Input records below:

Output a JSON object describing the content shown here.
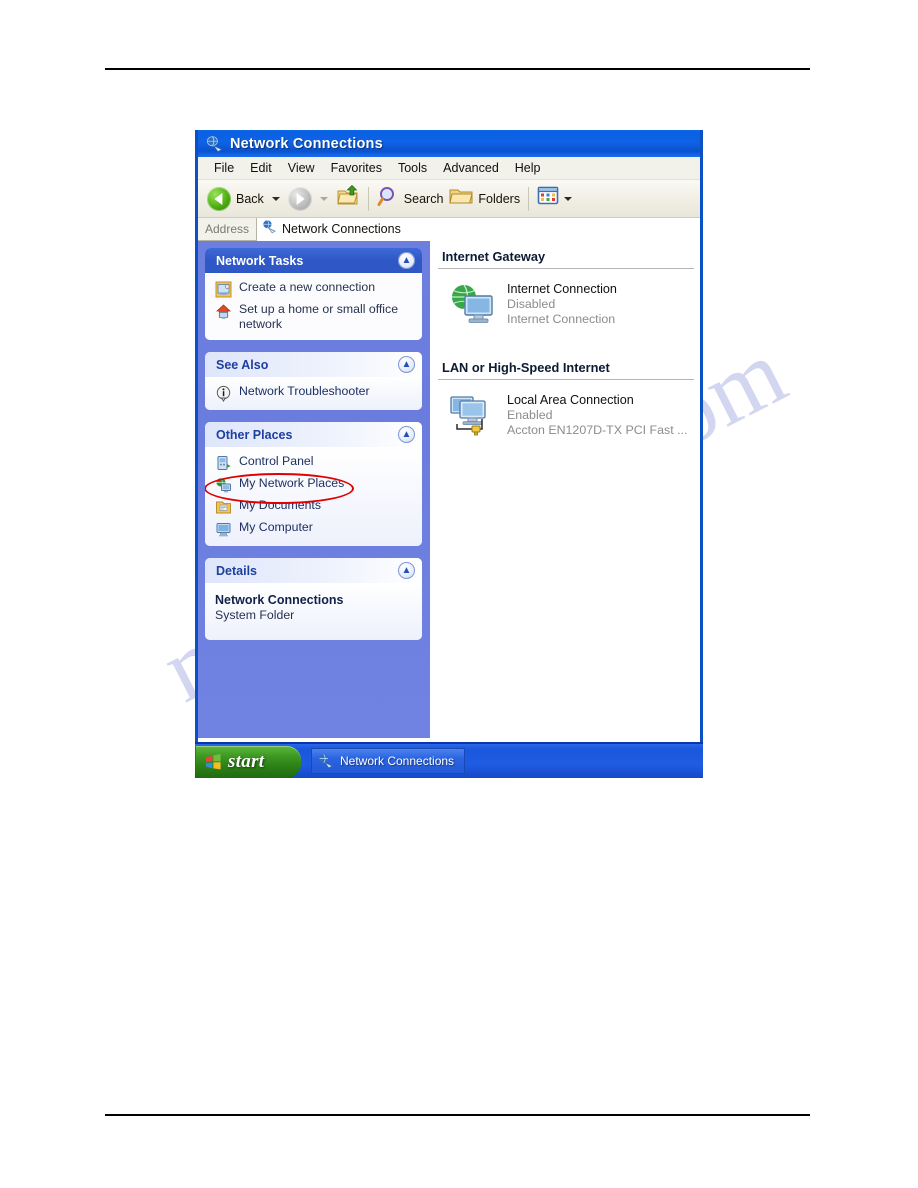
{
  "document": {
    "watermark_text": "manualshive.com"
  },
  "window": {
    "title": "Network Connections",
    "title_icon": "network-connections-icon",
    "menu": [
      {
        "label": "File"
      },
      {
        "label": "Edit"
      },
      {
        "label": "View"
      },
      {
        "label": "Favorites"
      },
      {
        "label": "Tools"
      },
      {
        "label": "Advanced"
      },
      {
        "label": "Help"
      }
    ],
    "toolbar": {
      "back_label": "Back",
      "back_icon": "back-arrow-icon",
      "forward_icon": "forward-arrow-icon",
      "up_icon": "up-one-level-folder-icon",
      "search_label": "Search",
      "search_icon": "magnifier-icon",
      "folders_label": "Folders",
      "folders_icon": "folder-icon",
      "views_icon": "views-icon"
    },
    "address": {
      "label": "Address",
      "value": "Network Connections",
      "icon": "network-connections-icon"
    }
  },
  "sidebar": {
    "panels": [
      {
        "title": "Network Tasks",
        "style": "dark",
        "collapse_icon": "chevron-up-icon",
        "links": [
          {
            "label": "Create a new connection",
            "icon": "new-connection-icon"
          },
          {
            "label": "Set up a home or small office network",
            "icon": "home-network-icon"
          }
        ]
      },
      {
        "title": "See Also",
        "style": "light",
        "collapse_icon": "chevron-up-icon",
        "links": [
          {
            "label": "Network Troubleshooter",
            "icon": "info-icon"
          }
        ]
      },
      {
        "title": "Other Places",
        "style": "light",
        "collapse_icon": "chevron-up-icon",
        "links": [
          {
            "label": "Control Panel",
            "icon": "control-panel-icon"
          },
          {
            "label": "My Network Places",
            "icon": "my-network-places-icon",
            "highlighted": true
          },
          {
            "label": "My Documents",
            "icon": "my-documents-icon"
          },
          {
            "label": "My Computer",
            "icon": "my-computer-icon"
          }
        ]
      },
      {
        "title": "Details",
        "style": "light",
        "collapse_icon": "chevron-up-icon",
        "detail_title": "Network Connections",
        "detail_sub": "System Folder"
      }
    ]
  },
  "content": {
    "sections": [
      {
        "heading": "Internet Gateway",
        "items": [
          {
            "name": "Internet Connection",
            "status": "Disabled",
            "device": "Internet Connection",
            "icon": "internet-gateway-icon"
          }
        ]
      },
      {
        "heading": "LAN or High-Speed Internet",
        "items": [
          {
            "name": "Local Area Connection",
            "status": "Enabled",
            "device": "Accton EN1207D-TX PCI Fast ...",
            "icon": "lan-connection-icon"
          }
        ]
      }
    ]
  },
  "taskbar": {
    "start_label": "start",
    "start_icon": "windows-flag-icon",
    "items": [
      {
        "label": "Network Connections",
        "icon": "network-connections-icon"
      }
    ]
  },
  "colors": {
    "titlebar_blue": "#0f63e6",
    "sidebar_blue": "#6c7ede",
    "panel_head_dark": "#2f57c6",
    "annotation_red": "#e00000",
    "taskbar_blue": "#1f5ce2",
    "start_green": "#3e9a24",
    "watermark": "#b9bde8"
  }
}
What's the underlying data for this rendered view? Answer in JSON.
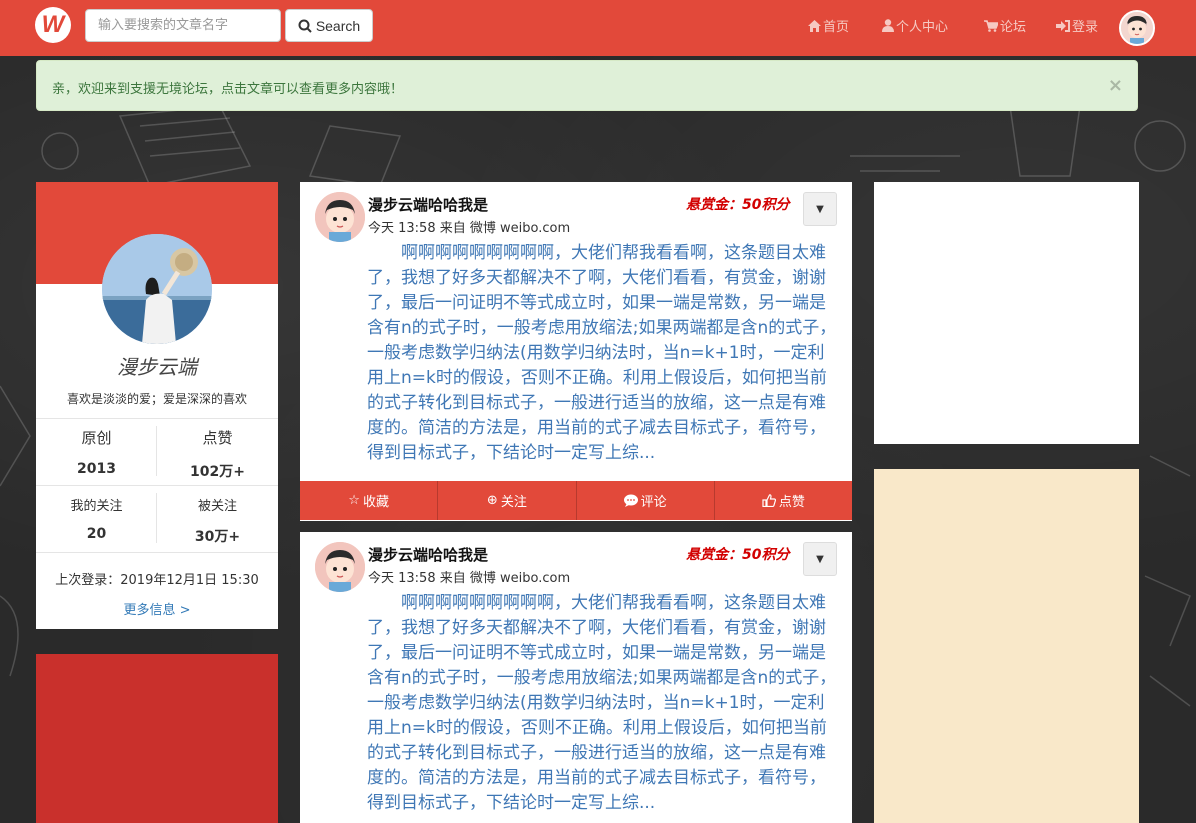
{
  "header": {
    "logo_text": "W",
    "search_placeholder": "输入要搜索的文章名字",
    "search_button": "Search",
    "nav": [
      {
        "icon": "home-icon",
        "label": "首页"
      },
      {
        "icon": "user-icon",
        "label": "个人中心"
      },
      {
        "icon": "cart-icon",
        "label": "论坛"
      },
      {
        "icon": "login-icon",
        "label": "登录"
      }
    ]
  },
  "alert": {
    "message": "亲，欢迎来到支援无境论坛，点击文章可以查看更多内容哦！",
    "close": "×"
  },
  "profile": {
    "name": "漫步云端",
    "motto": "喜欢是淡淡的爱；爱是深深的喜欢",
    "stats": [
      {
        "label": "原创",
        "value": "2013"
      },
      {
        "label": "点赞",
        "value": "102万+"
      },
      {
        "label": "我的关注",
        "value": "20"
      },
      {
        "label": "被关注",
        "value": "30万+"
      }
    ],
    "last_login": "上次登录：2019年12月1日 15:30",
    "more_info": "更多信息 >"
  },
  "posts": [
    {
      "author": "漫步云端哈哈我是",
      "meta": "今天  13:58  来自 微博 weibo.com",
      "reward": "悬赏金：50积分",
      "body": "啊啊啊啊啊啊啊啊啊，大佬们帮我看看啊，这条题目太难了，我想了好多天都解决不了啊，大佬们看看，有赏金，谢谢了，最后一问证明不等式成立时，如果一端是常数，另一端是含有n的式子时，一般考虑用放缩法;如果两端都是含n的式子，一般考虑数学归纳法(用数学归纳法时，当n=k+1时，一定利用上n=k时的假设，否则不正确。利用上假设后，如何把当前的式子转化到目标式子，一般进行适当的放缩，这一点是有难度的。简洁的方法是，用当前的式子减去目标式子，看符号，得到目标式子，下结论时一定写上综...",
      "actions": [
        "收藏",
        "关注",
        "评论",
        "点赞"
      ]
    },
    {
      "author": "漫步云端哈哈我是",
      "meta": "今天  13:58  来自 微博 weibo.com",
      "reward": "悬赏金：50积分",
      "body": "啊啊啊啊啊啊啊啊啊，大佬们帮我看看啊，这条题目太难了，我想了好多天都解决不了啊，大佬们看看，有赏金，谢谢了，最后一问证明不等式成立时，如果一端是常数，另一端是含有n的式子时，一般考虑用放缩法;如果两端都是含n的式子，一般考虑数学归纳法(用数学归纳法时，当n=k+1时，一定利用上n=k时的假设，否则不正确。利用上假设后，如何把当前的式子转化到目标式子，一般进行适当的放缩，这一点是有难度的。简洁的方法是，用当前的式子减去目标式子，看符号，得到目标式子，下结论时一定写上综..."
    }
  ],
  "colors": {
    "brand_red": "#e2493a",
    "alert_bg": "#dff0d8",
    "link_blue": "#337ab7",
    "reward_red": "#d20000",
    "beige": "#f9e8c9"
  }
}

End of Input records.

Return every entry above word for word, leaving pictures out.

Output a JSON object describing the content shown here.
{
  "document": {
    "watermark_text": "manualshive.com"
  },
  "window": {
    "title": "Network Connections",
    "title_icon": "network-connections-icon",
    "menu": [
      {
        "label": "File"
      },
      {
        "label": "Edit"
      },
      {
        "label": "View"
      },
      {
        "label": "Favorites"
      },
      {
        "label": "Tools"
      },
      {
        "label": "Advanced"
      },
      {
        "label": "Help"
      }
    ],
    "toolbar": {
      "back_label": "Back",
      "back_icon": "back-arrow-icon",
      "forward_icon": "forward-arrow-icon",
      "up_icon": "up-one-level-folder-icon",
      "search_label": "Search",
      "search_icon": "magnifier-icon",
      "folders_label": "Folders",
      "folders_icon": "folder-icon",
      "views_icon": "views-icon"
    },
    "address": {
      "label": "Address",
      "value": "Network Connections",
      "icon": "network-connections-icon"
    }
  },
  "sidebar": {
    "panels": [
      {
        "title": "Network Tasks",
        "style": "dark",
        "collapse_icon": "chevron-up-icon",
        "links": [
          {
            "label": "Create a new connection",
            "icon": "new-connection-icon"
          },
          {
            "label": "Set up a home or small office network",
            "icon": "home-network-icon"
          }
        ]
      },
      {
        "title": "See Also",
        "style": "light",
        "collapse_icon": "chevron-up-icon",
        "links": [
          {
            "label": "Network Troubleshooter",
            "icon": "info-icon"
          }
        ]
      },
      {
        "title": "Other Places",
        "style": "light",
        "collapse_icon": "chevron-up-icon",
        "links": [
          {
            "label": "Control Panel",
            "icon": "control-panel-icon"
          },
          {
            "label": "My Network Places",
            "icon": "my-network-places-icon",
            "highlighted": true
          },
          {
            "label": "My Documents",
            "icon": "my-documents-icon"
          },
          {
            "label": "My Computer",
            "icon": "my-computer-icon"
          }
        ]
      },
      {
        "title": "Details",
        "style": "light",
        "collapse_icon": "chevron-up-icon",
        "detail_title": "Network Connections",
        "detail_sub": "System Folder"
      }
    ]
  },
  "content": {
    "sections": [
      {
        "heading": "Internet Gateway",
        "items": [
          {
            "name": "Internet Connection",
            "status": "Disabled",
            "device": "Internet Connection",
            "icon": "internet-gateway-icon"
          }
        ]
      },
      {
        "heading": "LAN or High-Speed Internet",
        "items": [
          {
            "name": "Local Area Connection",
            "status": "Enabled",
            "device": "Accton EN1207D-TX PCI Fast ...",
            "icon": "lan-connection-icon"
          }
        ]
      }
    ]
  },
  "taskbar": {
    "start_label": "start",
    "start_icon": "windows-flag-icon",
    "items": [
      {
        "label": "Network Connections",
        "icon": "network-connections-icon"
      }
    ]
  },
  "colors": {
    "titlebar_blue": "#0f63e6",
    "sidebar_blue": "#6c7ede",
    "panel_head_dark": "#2f57c6",
    "annotation_red": "#e00000",
    "taskbar_blue": "#1f5ce2",
    "start_green": "#3e9a24",
    "watermark": "#b9bde8"
  }
}
What's the underlying data for this rendered view? Answer in JSON.
{
  "header": {
    "logo_text": "W",
    "search_placeholder": "输入要搜索的文章名字",
    "search_button": "Search",
    "nav": [
      {
        "icon": "home-icon",
        "label": "首页"
      },
      {
        "icon": "user-icon",
        "label": "个人中心"
      },
      {
        "icon": "cart-icon",
        "label": "论坛"
      },
      {
        "icon": "login-icon",
        "label": "登录"
      }
    ]
  },
  "alert": {
    "message": "亲，欢迎来到支援无境论坛，点击文章可以查看更多内容哦！",
    "close": "×"
  },
  "profile": {
    "name": "漫步云端",
    "motto": "喜欢是淡淡的爱；爱是深深的喜欢",
    "stats": [
      {
        "label": "原创",
        "value": "2013"
      },
      {
        "label": "点赞",
        "value": "102万+"
      },
      {
        "label": "我的关注",
        "value": "20"
      },
      {
        "label": "被关注",
        "value": "30万+"
      }
    ],
    "last_login": "上次登录：2019年12月1日 15:30",
    "more_info": "更多信息 >"
  },
  "posts": [
    {
      "author": "漫步云端哈哈我是",
      "meta": "今天  13:58  来自 微博 weibo.com",
      "reward": "悬赏金：50积分",
      "body": "啊啊啊啊啊啊啊啊啊，大佬们帮我看看啊，这条题目太难了，我想了好多天都解决不了啊，大佬们看看，有赏金，谢谢了，最后一问证明不等式成立时，如果一端是常数，另一端是含有n的式子时，一般考虑用放缩法;如果两端都是含n的式子，一般考虑数学归纳法(用数学归纳法时，当n=k+1时，一定利用上n=k时的假设，否则不正确。利用上假设后，如何把当前的式子转化到目标式子，一般进行适当的放缩，这一点是有难度的。简洁的方法是，用当前的式子减去目标式子，看符号，得到目标式子，下结论时一定写上综...",
      "actions": [
        "收藏",
        "关注",
        "评论",
        "点赞"
      ]
    },
    {
      "author": "漫步云端哈哈我是",
      "meta": "今天  13:58  来自 微博 weibo.com",
      "reward": "悬赏金：50积分",
      "body": "啊啊啊啊啊啊啊啊啊，大佬们帮我看看啊，这条题目太难了，我想了好多天都解决不了啊，大佬们看看，有赏金，谢谢了，最后一问证明不等式成立时，如果一端是常数，另一端是含有n的式子时，一般考虑用放缩法;如果两端都是含n的式子，一般考虑数学归纳法(用数学归纳法时，当n=k+1时，一定利用上n=k时的假设，否则不正确。利用上假设后，如何把当前的式子转化到目标式子，一般进行适当的放缩，这一点是有难度的。简洁的方法是，用当前的式子减去目标式子，看符号，得到目标式子，下结论时一定写上综..."
    }
  ],
  "colors": {
    "brand_red": "#e2493a",
    "alert_bg": "#dff0d8",
    "link_blue": "#337ab7",
    "reward_red": "#d20000",
    "beige": "#f9e8c9"
  }
}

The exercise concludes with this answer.